By lunchtime, I had cried twice already. Admittedly, I’m an easy cry -- but for heaven’s sake, I was at social media conference, not a funeral. Later that afternoon, @hatcherdogg revealed that he too was moved, tweeting: “Why the hell am I crying again at #140conf12.”
Although Jeff Pulver, the mensch behind the 140 Characters Conference, “wears things that nobody wears” (like Kermit the Frog sneakers), he does not "talk about things that nobody cares" about. In fact, in just one day at the event, I gleaned at least six observations worth sharing (and caring about).
1. Social media is a boundless force of social good
Pulver set the tone up front, insisting: “You don't need a license to do good, you just have to do it, and if you are clueless like me, you don't have any boundaries.” To prove that point, one speaker recalled how a tweet from Jeff to the U.S. Air Force just after the Haiti earthquake smoothed the way for Ann Curry's rescue team to land.
2. Social media is best taught by doing
Professor Rotolo, an inspired instructor of social media at Syracuse University, had many of us wondering “why weren't there teachers like him when we were in college?” Challenged to create a video that would go viral, one of his students, Hailey Temple, actually succeeded by tapping into the "Call Me Maybe" parody bonanza (click here to see it).
3. Twitter provides access to the otherwise inaccessible
Another one of Rotolo's students, Isaac Budmen, created the first Twitter drinking game named -- drumroll, please -- #DrinkUp while at school. After the game became a global hit, Budmen sought the advice of his hero Dennis Crowley, but couldn't reach the Foursquare founder by phone or email. A few tweets later, he was having drinks with Crowley, who encouraged him to "build on."
4. Sorry, bachelors - the proposition bar just got a lot higher
Halfway through "Isaac's Live Lip Dub Proposal" it's clear that this Isaac, whose marriage proposal on May 23, 2012 resembled a full-on Broadway production, has wrecked it for just about every bachelor to come. If you are not among the 14 million who have already witnessed this smorgasbord of sweetness then by all means do so now -- and if you're single, you'll want to recruit a choreographer friend like Gina Morris, the girl in the red dress in the video and Isaac's lip dub planning partner.

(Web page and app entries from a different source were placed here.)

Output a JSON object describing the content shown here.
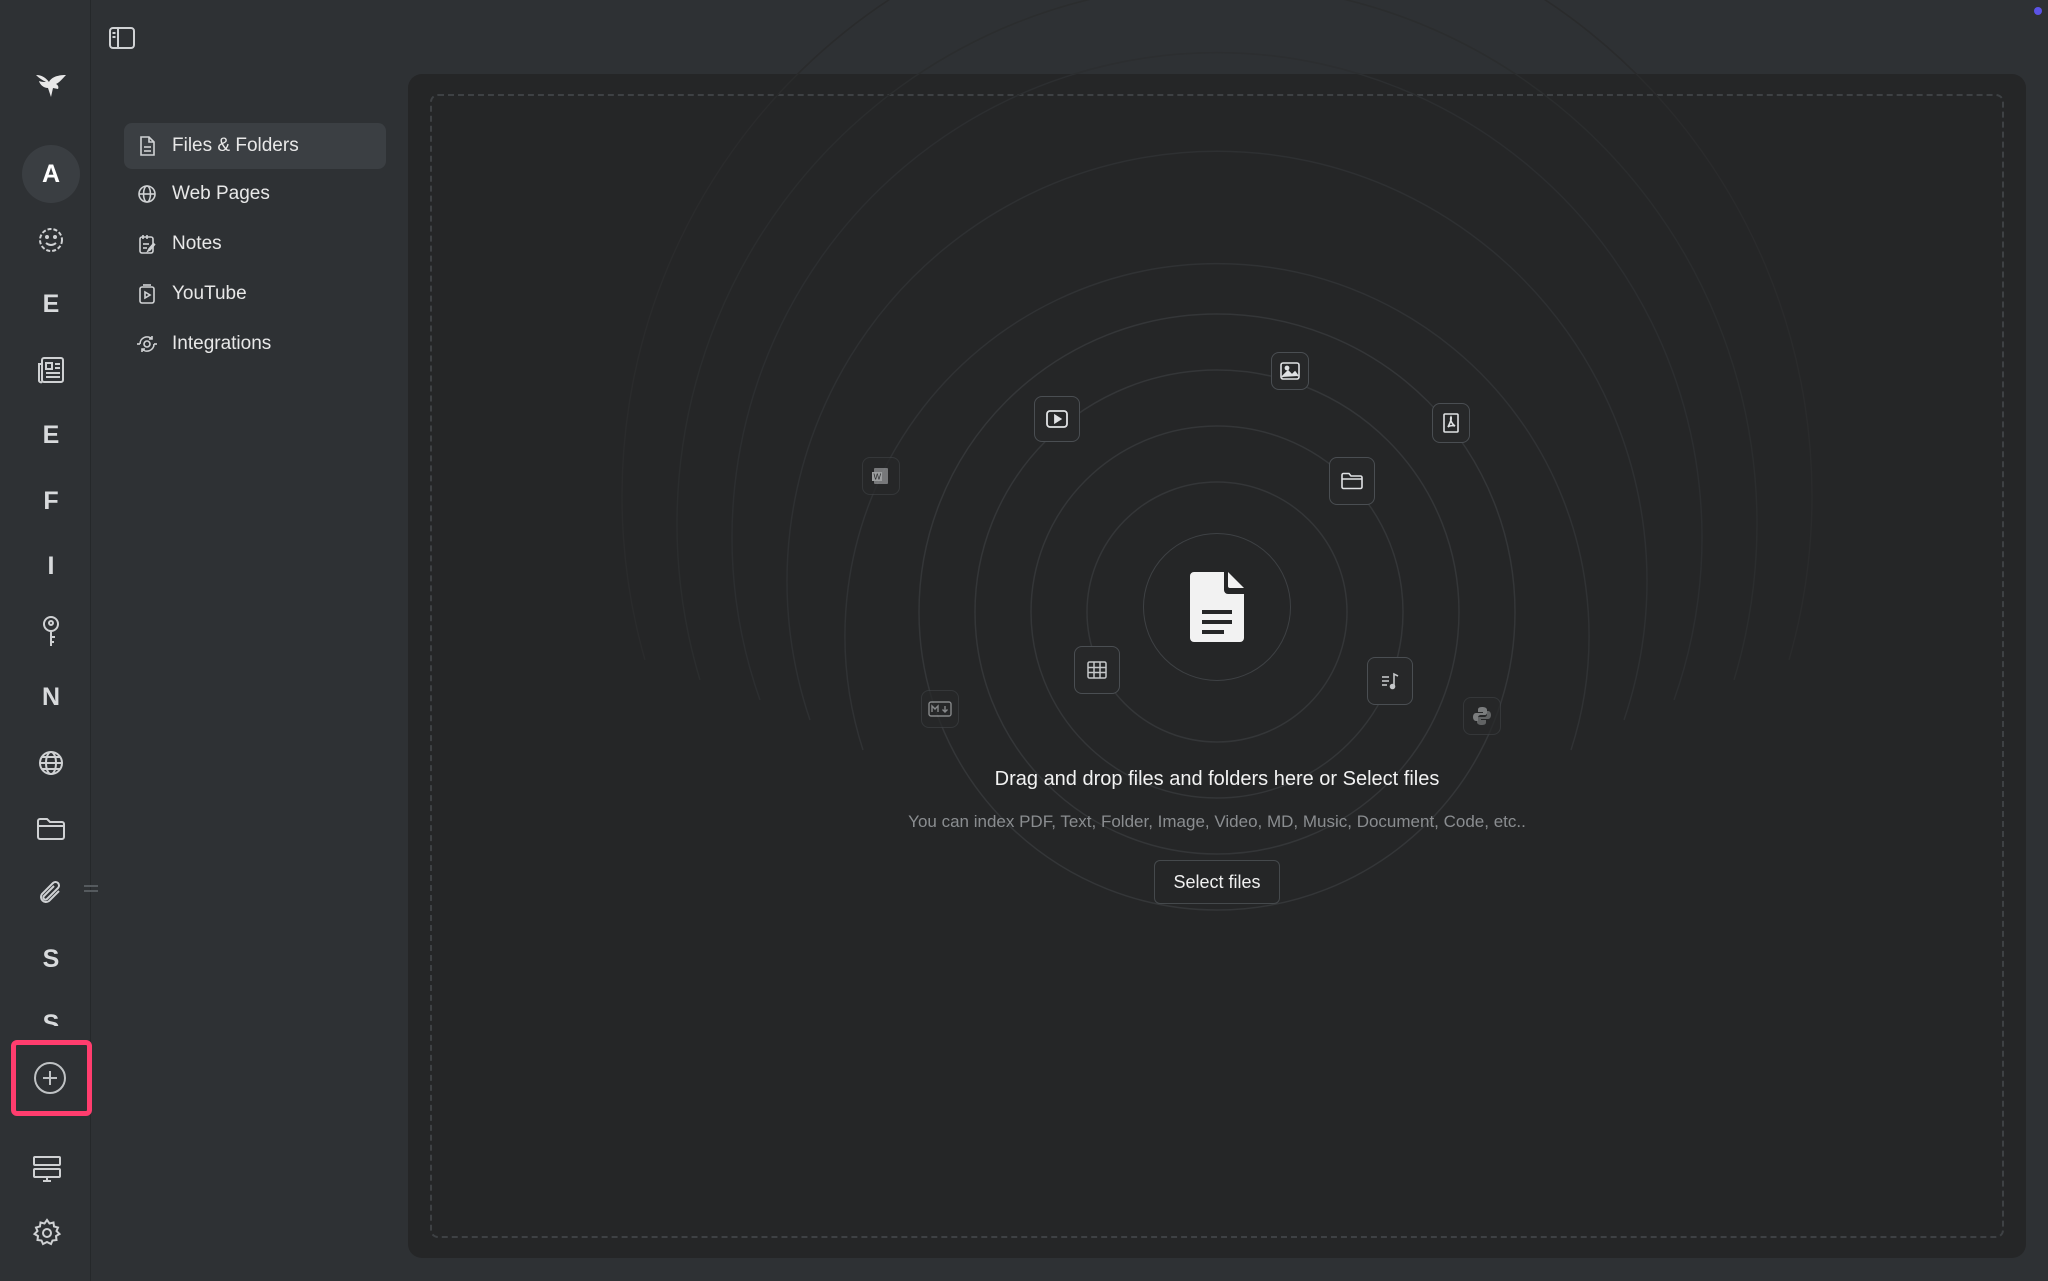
{
  "rail": {
    "letters": [
      "A",
      "E",
      "E",
      "F",
      "I",
      "N",
      "S",
      "S"
    ]
  },
  "subnav": {
    "items": [
      {
        "label": "Files & Folders",
        "icon": "file-icon",
        "active": true
      },
      {
        "label": "Web Pages",
        "icon": "globe-icon"
      },
      {
        "label": "Notes",
        "icon": "note-icon"
      },
      {
        "label": "YouTube",
        "icon": "video-file-icon"
      },
      {
        "label": "Integrations",
        "icon": "integrations-icon"
      }
    ]
  },
  "dropzone": {
    "title": "Drag and drop files and folders here or Select files",
    "subtitle": "You can index PDF, Text, Folder, Image, Video, MD, Music, Document, Code, etc..",
    "button_label": "Select files",
    "chips": [
      "word-doc-icon",
      "video-play-icon",
      "image-icon",
      "pdf-icon",
      "folder-icon",
      "table-icon",
      "markdown-icon",
      "music-icon",
      "python-icon"
    ]
  },
  "colors": {
    "highlight": "#ff3d6e",
    "panel": "#252627",
    "background": "#2e3134"
  }
}
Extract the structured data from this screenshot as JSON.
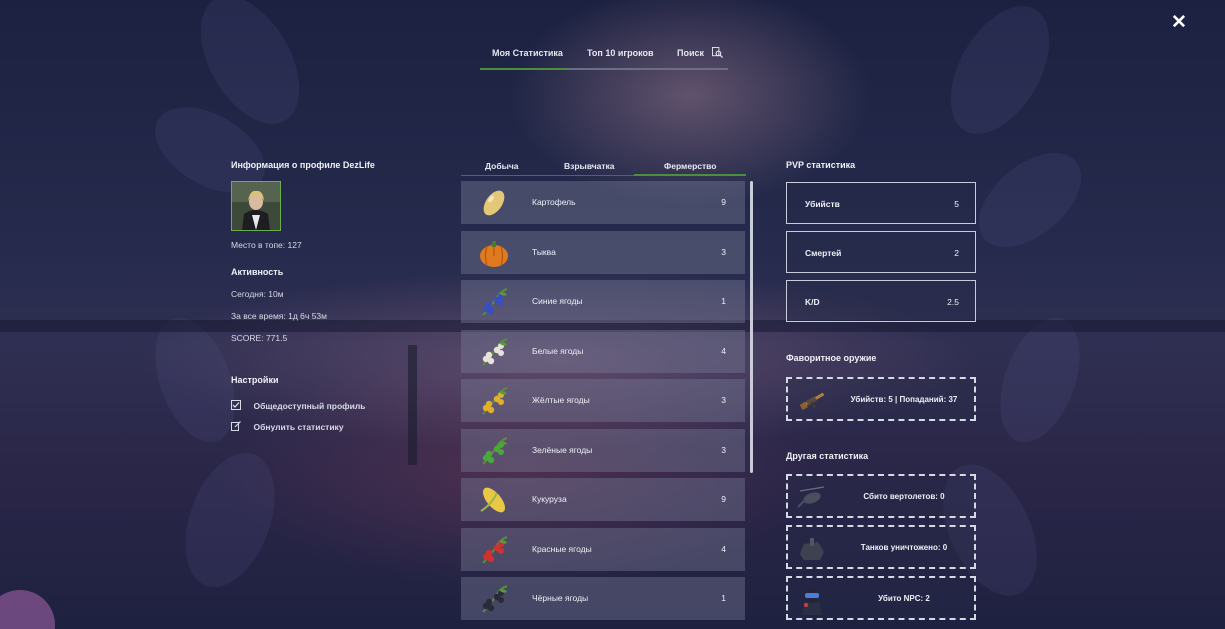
{
  "top_tabs": [
    {
      "label": "Моя Статистика"
    },
    {
      "label": "Топ 10 игроков"
    },
    {
      "label": "Поиск"
    }
  ],
  "profile": {
    "title": "Информация о профиле DezLife",
    "rank": "Место в топе: 127",
    "activity_title": "Активность",
    "today": "Сегодня: 10м",
    "all_time": "За все время: 1д 6ч 53м",
    "score": "SCORE: 771.5",
    "settings_title": "Настройки",
    "public_profile": "Общедоступный профиль",
    "reset_stats": "Обнулить статистику"
  },
  "mid_tabs": [
    {
      "label": "Добыча"
    },
    {
      "label": "Взрывчатка"
    },
    {
      "label": "Фермерство"
    }
  ],
  "farming": [
    {
      "name": "Картофель",
      "value": "9",
      "icon": "potato-icon",
      "color": "#e3c878"
    },
    {
      "name": "Тыква",
      "value": "3",
      "icon": "pumpkin-icon",
      "color": "#e07a1e"
    },
    {
      "name": "Синие ягоды",
      "value": "1",
      "icon": "berry-icon",
      "color": "#3a4ec0"
    },
    {
      "name": "Белые ягоды",
      "value": "4",
      "icon": "berry-icon",
      "color": "#e8e2dc"
    },
    {
      "name": "Жёлтые ягоды",
      "value": "3",
      "icon": "berry-icon",
      "color": "#e0b028"
    },
    {
      "name": "Зелёные ягоды",
      "value": "3",
      "icon": "berry-icon",
      "color": "#48a83a"
    },
    {
      "name": "Кукуруза",
      "value": "9",
      "icon": "corn-icon",
      "color": "#e8c845"
    },
    {
      "name": "Красные ягоды",
      "value": "4",
      "icon": "berry-icon",
      "color": "#d03030"
    },
    {
      "name": "Чёрные ягоды",
      "value": "1",
      "icon": "berry-icon",
      "color": "#2a2a3a"
    }
  ],
  "pvp": {
    "title": "PVP статистика",
    "kills_label": "Убийств",
    "kills": "5",
    "deaths_label": "Смертей",
    "deaths": "2",
    "kd_label": "K/D",
    "kd": "2.5"
  },
  "favorite": {
    "title": "Фаворитное оружие",
    "text": "Убийств: 5 | Попаданий: 37"
  },
  "other": {
    "title": "Другая статистика",
    "helis": "Сбито вертолетов: 0",
    "tanks": "Танков уничтожено: 0",
    "npc": "Убито NPC: 2"
  },
  "colors": {
    "accent": "#4a8f3c"
  }
}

5. Bet on Twitter to survive and evolve
While Twitter is likely to remain dwarfed by Facebook, the passion of its user base ensures a bright future, especially as techies like Jack Hidary look to expand its functionality. Hidary offered glimpses of things to come like TML (Twitter Markup Language), which could enable machines to learn from tweets, provide smarter crowdsourced information and introduce what I'd call “twe-commerce.”
6. From tragedy comes inspiration
As I mentioned earlier, it was an emotional day. Heather Hamilton told the tragic story of her son, Zack, and how she fulfilled a promise in his memory with Zack’s Dream Room. Funded in large part through social media outreach, Hamilton also engaged via social channels with the Sesame Street team, who ultimately produced “Zacky’s Song,” a lovely tribute featuring Elmo, Zack’s hero.
This conference was as rich with notable content as this article is brief, and as such, I hardly do it justice here. For more observations, including more of the stories that moved me to tears, visit http://thedrewblog.com. Finally, to Mr. Pulver and with apologies to Aerosmith: You’re tweetin’ my name, but I gotta make clear, I can say, Jeffrey, where I’ll be in a year.